1 Thurso > Reay > Melvich > Strathy > Bettyhill > Strathnaver > Altnaharra > Crask Inn > Lairg > Falls of Shin > Carbisdale Castle
2 Carbisdale Castle > Ardgay > Evanton > Culbokie > Munlochy > Kessock Bridge > Inverness > Dores > Inverfarigaig > Falls of Foyers > Whitebridge > Carn an t-Suidhe > Bridge of Oich > Invergarry > Laggan
3 Laggan > Commando Memorial > Gairlochy > Banavie > Neptune’s Staircase > Fort William > Onich > Ballachulish > Glencoe Village > Clachaig Inn > Pass of Glencoe > Rannoch Moor > Bridge of Orchy > Tyndrum > Crianlarich > Ardlui > Inveruglas > Tarbet > Luss > Inversnaid
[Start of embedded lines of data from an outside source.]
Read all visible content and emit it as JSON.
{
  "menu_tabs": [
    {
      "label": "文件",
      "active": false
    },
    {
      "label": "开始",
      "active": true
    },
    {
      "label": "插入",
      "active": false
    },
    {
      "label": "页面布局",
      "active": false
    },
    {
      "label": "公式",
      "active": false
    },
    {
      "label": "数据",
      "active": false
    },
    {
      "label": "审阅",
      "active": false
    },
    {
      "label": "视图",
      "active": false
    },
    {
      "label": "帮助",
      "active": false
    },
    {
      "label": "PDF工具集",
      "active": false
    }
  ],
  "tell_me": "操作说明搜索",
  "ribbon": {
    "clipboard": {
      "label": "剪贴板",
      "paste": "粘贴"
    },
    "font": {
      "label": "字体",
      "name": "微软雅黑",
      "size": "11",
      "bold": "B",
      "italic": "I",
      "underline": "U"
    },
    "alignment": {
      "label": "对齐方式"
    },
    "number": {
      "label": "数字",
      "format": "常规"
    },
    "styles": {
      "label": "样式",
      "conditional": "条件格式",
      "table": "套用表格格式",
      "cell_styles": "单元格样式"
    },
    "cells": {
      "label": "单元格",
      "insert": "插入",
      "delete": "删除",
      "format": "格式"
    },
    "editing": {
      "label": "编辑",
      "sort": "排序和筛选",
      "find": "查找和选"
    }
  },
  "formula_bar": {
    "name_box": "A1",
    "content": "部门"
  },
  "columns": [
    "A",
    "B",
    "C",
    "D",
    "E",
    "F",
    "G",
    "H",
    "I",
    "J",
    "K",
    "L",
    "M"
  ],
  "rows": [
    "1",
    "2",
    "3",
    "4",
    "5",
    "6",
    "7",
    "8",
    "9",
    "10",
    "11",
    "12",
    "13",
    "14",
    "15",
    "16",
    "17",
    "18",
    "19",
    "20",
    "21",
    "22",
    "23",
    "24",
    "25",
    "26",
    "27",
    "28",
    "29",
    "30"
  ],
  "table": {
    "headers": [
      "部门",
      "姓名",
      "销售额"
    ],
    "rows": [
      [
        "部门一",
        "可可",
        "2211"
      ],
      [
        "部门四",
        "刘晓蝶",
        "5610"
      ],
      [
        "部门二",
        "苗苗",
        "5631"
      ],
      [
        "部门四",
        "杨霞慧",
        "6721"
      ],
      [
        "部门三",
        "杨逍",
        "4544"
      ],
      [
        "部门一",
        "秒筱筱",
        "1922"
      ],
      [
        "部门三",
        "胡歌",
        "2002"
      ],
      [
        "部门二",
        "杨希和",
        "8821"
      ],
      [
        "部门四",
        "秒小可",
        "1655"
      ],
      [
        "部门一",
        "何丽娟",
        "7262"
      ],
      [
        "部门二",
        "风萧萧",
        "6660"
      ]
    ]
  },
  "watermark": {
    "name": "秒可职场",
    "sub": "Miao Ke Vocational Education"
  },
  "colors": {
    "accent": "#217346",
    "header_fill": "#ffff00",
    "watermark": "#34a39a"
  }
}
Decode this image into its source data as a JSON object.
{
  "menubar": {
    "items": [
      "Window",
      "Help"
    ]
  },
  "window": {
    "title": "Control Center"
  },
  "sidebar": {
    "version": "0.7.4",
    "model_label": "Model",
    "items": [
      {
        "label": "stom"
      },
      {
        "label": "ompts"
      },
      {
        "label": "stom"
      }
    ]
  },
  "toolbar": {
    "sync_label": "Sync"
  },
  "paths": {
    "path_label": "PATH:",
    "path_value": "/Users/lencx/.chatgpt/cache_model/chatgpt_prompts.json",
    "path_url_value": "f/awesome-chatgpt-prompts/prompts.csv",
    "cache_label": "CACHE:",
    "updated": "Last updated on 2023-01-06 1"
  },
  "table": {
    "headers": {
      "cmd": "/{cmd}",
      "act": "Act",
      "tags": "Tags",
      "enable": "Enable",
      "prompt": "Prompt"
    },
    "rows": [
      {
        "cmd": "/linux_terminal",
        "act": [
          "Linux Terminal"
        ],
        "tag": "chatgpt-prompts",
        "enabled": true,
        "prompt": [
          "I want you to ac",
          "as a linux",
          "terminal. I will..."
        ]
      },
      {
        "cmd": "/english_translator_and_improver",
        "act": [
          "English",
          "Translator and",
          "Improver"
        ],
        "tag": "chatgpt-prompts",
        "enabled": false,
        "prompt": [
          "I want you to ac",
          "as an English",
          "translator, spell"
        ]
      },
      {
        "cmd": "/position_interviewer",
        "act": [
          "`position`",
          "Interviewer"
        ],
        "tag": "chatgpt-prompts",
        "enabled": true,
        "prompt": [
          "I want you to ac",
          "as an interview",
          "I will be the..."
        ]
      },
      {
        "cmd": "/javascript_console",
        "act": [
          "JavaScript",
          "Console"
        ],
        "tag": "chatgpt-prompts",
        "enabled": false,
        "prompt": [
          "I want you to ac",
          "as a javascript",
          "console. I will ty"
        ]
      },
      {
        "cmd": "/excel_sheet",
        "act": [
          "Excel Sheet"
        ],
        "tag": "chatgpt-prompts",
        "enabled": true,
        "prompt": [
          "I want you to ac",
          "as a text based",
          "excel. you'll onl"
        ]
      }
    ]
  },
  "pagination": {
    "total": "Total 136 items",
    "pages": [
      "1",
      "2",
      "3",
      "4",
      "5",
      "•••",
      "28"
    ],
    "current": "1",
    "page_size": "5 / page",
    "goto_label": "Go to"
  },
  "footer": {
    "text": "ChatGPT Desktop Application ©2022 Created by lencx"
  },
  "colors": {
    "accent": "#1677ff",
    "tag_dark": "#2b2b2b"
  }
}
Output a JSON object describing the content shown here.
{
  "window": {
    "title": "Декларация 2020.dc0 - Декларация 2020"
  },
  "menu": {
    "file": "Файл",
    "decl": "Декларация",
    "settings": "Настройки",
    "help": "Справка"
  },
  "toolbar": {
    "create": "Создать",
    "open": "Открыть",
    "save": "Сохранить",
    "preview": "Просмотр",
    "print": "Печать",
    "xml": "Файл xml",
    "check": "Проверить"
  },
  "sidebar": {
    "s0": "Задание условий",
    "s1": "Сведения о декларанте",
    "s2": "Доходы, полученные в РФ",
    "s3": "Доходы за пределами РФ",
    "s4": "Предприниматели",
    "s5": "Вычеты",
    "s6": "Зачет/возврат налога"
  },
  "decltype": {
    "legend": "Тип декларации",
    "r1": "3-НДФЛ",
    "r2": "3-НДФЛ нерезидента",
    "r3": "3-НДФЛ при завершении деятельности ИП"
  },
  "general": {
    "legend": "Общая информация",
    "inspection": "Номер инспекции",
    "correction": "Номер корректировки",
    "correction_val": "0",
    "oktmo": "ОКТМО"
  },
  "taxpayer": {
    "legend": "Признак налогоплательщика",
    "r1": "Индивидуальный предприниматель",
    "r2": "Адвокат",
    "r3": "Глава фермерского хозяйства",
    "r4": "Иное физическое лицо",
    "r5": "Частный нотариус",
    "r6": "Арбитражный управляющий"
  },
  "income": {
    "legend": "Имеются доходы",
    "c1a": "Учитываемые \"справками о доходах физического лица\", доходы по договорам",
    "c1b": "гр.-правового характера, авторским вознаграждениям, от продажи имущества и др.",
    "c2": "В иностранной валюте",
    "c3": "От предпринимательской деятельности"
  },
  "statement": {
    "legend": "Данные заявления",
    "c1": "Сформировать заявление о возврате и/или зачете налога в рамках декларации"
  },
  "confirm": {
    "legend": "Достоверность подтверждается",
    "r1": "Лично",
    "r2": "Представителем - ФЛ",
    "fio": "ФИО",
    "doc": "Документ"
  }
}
4 Inversnaid > Aberfoyle > Thornhill > Doune > Bridge of Allan > Wallace Monument > Tullibody > Alloa > Dunfermline > Rosyth > Queensferry > Dalmeny > Barnton > Edinburgh > Lasswade
5 Lasswade > Temple > Fountainhill > Stow > Galashiels > Melrose > Newtown St Boswells > Jedburgh > Carter Bar > Otterburn > Elsdon > Winter’s Gibbit > Morpeth
6 Morpeth > Dinnington > Newcastle > Gateshead Millennium Bridge > Gateshead > Saltwell > Angel of the North > Ouston > Pelton > Grange Villa > Edmonsley > Sacriston > Durham > Shincliffe > Bowburn > Coxhoe > Sedgefield > Stockton > Infinity Bridge > Middlesbrough > Ormesby > Guisborough > Birk Brow > Scaling Dam > Sandsend > Whitby
7 Whitby > Hawsker > Robin Hood’s Bay > Ravenscar > Cloughton > Burniston > Scarborough > Osgodby > Cayton > Folkton > Hunmanby > Rudston > Kilham > Driffield > Walkington > Ripplingham > Welton > North Ferriby > Humber Bridge > Barton > Kirmington
8 Kirmington > Caistor > Walesby > Market Rasen > Wickenby > Stainton by Langworth > Scothern > Nettleham > Riseholme > Lincoln > Bardney > Tattershall Bridge > Holland Fen > Boston > Fosdyke Bridge > Long Sutton > Sutton Bridge > Clenchwarton > King’s Lynn > Castle Rising > Wolferton
9 Wolferton > Castle Rising > North Wootton > King’s Lynn > Watlington > Downham Market > Ten Mile Bank > Queen Adelaide > Ely > Witchford > Wilburton > Cottenham > Histon > Cambridge > Great Shelford > Sawston > Whittlesford Station
10 Whittlesford Station > Hinxton > Ickleton > Arkesden > Clavering > Stocking Pelham > Much Hadham > Widford > Hunsdon > Roydon > Lower Nazeing > Enfield Lock > Lea Valley > London